God had promised to build Jeroboam an enduring dynasty, but there was a condition. [responses – remain faithful in service to and worship of God alone]
But for Jeroboam, God’s promise wasn’t enough…he wanted insurance. His lack of trust in God sealed his fate and in fact, rather than having a lasting dynasty that began with his rule, Jeroboam’s family instead were cursed, “10 I will bring disaster on your dynasty and will destroy every one of your male descendants, slave and free alike, anywhere in Israel. I will burn up your royal dynasty as one burns up trash until it is all gone. 11 The members of Jeroboam’s family who die in the city will be eaten by dogs, and those who die in the field will be eaten by vultures. I, the Lord, have spoken.’” (1 Kings 14:10-11). After only two years as king, Nadab, Jeroboam’s son is killed by Baasha, who we are told proceeds to kill the rest of King Jeroboam’s descendants—the entire royal family.

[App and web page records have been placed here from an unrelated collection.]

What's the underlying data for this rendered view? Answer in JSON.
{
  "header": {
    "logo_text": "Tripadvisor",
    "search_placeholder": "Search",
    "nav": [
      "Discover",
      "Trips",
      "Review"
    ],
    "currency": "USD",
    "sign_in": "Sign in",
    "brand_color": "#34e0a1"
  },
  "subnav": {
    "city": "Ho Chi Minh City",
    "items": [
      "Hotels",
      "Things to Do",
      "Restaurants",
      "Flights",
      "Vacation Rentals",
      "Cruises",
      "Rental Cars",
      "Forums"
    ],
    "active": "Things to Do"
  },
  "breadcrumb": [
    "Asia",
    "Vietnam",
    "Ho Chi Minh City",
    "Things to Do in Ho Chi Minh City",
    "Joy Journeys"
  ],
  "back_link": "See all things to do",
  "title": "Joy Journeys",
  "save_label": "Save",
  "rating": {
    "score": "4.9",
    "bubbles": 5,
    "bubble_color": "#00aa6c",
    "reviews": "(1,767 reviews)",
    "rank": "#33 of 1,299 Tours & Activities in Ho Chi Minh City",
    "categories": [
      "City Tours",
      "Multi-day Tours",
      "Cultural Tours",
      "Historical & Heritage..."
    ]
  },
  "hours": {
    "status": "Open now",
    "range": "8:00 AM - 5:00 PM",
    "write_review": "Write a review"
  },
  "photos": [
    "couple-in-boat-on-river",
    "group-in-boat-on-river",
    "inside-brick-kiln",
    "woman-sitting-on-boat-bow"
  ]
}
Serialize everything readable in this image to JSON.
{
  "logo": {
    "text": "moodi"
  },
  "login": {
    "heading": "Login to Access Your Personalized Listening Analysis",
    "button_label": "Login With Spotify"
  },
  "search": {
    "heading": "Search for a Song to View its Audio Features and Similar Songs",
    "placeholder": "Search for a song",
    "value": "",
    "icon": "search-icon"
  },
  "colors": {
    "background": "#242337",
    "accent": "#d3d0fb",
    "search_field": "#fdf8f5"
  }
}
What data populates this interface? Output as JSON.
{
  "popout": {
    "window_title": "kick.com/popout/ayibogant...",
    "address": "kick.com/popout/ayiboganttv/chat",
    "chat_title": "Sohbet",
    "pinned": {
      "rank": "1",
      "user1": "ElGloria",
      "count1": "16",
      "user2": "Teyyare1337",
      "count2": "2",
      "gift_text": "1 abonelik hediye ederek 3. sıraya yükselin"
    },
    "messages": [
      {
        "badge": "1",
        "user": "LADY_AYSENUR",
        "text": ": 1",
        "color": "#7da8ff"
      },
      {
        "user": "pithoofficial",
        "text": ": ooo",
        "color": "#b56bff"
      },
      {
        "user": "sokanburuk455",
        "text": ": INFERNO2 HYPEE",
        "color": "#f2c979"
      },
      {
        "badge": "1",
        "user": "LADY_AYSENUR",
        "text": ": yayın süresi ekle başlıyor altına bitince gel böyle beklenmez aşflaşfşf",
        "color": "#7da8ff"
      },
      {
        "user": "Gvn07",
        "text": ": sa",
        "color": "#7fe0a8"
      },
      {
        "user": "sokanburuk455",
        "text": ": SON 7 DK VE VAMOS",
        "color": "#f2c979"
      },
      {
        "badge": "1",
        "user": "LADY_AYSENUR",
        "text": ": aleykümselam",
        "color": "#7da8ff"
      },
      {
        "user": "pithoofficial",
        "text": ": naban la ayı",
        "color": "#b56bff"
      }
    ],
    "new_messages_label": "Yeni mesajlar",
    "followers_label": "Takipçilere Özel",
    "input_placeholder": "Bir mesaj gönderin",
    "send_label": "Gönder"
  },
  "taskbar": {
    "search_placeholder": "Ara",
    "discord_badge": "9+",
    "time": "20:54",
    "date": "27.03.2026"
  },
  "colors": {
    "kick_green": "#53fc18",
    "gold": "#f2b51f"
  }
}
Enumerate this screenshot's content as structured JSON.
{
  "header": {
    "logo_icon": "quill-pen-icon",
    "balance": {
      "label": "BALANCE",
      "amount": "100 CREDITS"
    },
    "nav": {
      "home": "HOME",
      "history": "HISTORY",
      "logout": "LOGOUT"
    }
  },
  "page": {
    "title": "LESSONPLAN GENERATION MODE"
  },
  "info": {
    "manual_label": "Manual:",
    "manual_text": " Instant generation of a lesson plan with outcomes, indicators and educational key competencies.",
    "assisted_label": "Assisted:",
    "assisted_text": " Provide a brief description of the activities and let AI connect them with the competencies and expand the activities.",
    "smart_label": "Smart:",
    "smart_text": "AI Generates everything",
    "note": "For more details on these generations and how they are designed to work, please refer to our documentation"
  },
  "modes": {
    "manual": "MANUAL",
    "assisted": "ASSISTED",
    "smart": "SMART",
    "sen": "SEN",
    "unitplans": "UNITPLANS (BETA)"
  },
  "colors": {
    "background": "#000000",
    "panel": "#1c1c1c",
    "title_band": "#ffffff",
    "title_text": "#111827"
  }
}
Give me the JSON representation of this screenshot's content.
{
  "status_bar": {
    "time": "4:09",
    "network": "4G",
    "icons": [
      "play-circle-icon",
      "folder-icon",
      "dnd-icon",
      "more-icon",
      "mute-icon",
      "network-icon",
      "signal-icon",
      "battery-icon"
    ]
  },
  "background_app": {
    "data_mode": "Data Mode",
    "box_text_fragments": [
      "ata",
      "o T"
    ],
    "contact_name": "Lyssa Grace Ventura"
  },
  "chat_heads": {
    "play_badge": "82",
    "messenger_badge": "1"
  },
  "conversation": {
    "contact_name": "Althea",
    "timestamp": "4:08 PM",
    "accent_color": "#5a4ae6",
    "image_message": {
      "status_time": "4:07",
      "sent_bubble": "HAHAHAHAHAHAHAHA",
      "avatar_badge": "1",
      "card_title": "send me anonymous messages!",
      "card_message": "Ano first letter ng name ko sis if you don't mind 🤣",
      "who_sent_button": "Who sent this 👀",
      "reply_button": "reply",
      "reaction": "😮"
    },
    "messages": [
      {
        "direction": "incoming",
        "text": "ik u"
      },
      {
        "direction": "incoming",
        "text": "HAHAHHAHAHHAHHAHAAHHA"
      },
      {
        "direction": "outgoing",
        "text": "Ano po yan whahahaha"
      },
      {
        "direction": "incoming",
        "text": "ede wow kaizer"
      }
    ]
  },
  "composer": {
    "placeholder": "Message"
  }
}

Do we ever hedge our bet? Do we attempt to get both the assurances of God and attempt our own solutions at the same time? If so, we really should not claim to trust God. Trust removes the, ‘yah, buts’ and the need for a ready back-up plan of our own. When we pray, do we trust God to provide the solution or do we set about to ensure the answer we most desire?
God is patient, but He will not tolerate disloyalty. We cannot enjoy the benefits of a relationship with God, without actually having a relationship with God. God requires loyalty to Him alone. For Him, our relationship requires that we remain as a faithful spouse. Can you imagine someone asking to have a relationship with you…until something better comes along? We wouldn’t agree to those conditions, so why do we expect God too?
What can we learn from this story of kings, dynasties promised and lost, God’s chosen people—now a nation divided?
· Obedience to God matters. None of us is above His law and disobedience always bears consequences.
· Those who choose to reject God or have areas of their lives where they refuse to comply, will ultimately experience regret. God knows what is best. The sooner we learn to stop fighting Him, the sooner He will begin to help us fulfill the purposes for which He created us.
· We can choose to blame others—our parents, our leaders, even God—but the truth of the matter is that we are most often the masters of our own demise, just like foolish Solomon, entitled Rehoboam and faithless Jeroboam were.
· In this story, we find God intervening, yet never removing freewill. He responds to our decisions in such a way as to ensure that His good plans will be accomplished. It is up to us whether or not we choose to remain a part of those plans or decide to do our own thing outside of His perfect will.
When we choose God to be our Lord, He gives us a new purpose and identity.
Sunday, October 31, 2021- “Corrupt Kings & Courageous Prophets” (1 Kings 16-22) - In-person and Online – Communion & Sharing Sunday
Pastor Jane Peck, Hope Chapel
(Collingwood EMCC Church)
"Learning and Living the Way of Jesus!"
Pastor Jane Peck, Hope Chapel
(Collingwood EMCC Church)
"Learning and Living the Way of Jesus!"
First licensed for pastoral ministry in 1994, Pastor Jane Peck has served in camp and church ministries in three denominations, five provinces and in a variety of roles. Her most recent position is that of Pastor at Hope Chapel which she began in 2020. She is excited to see what God can and will do in the days to come!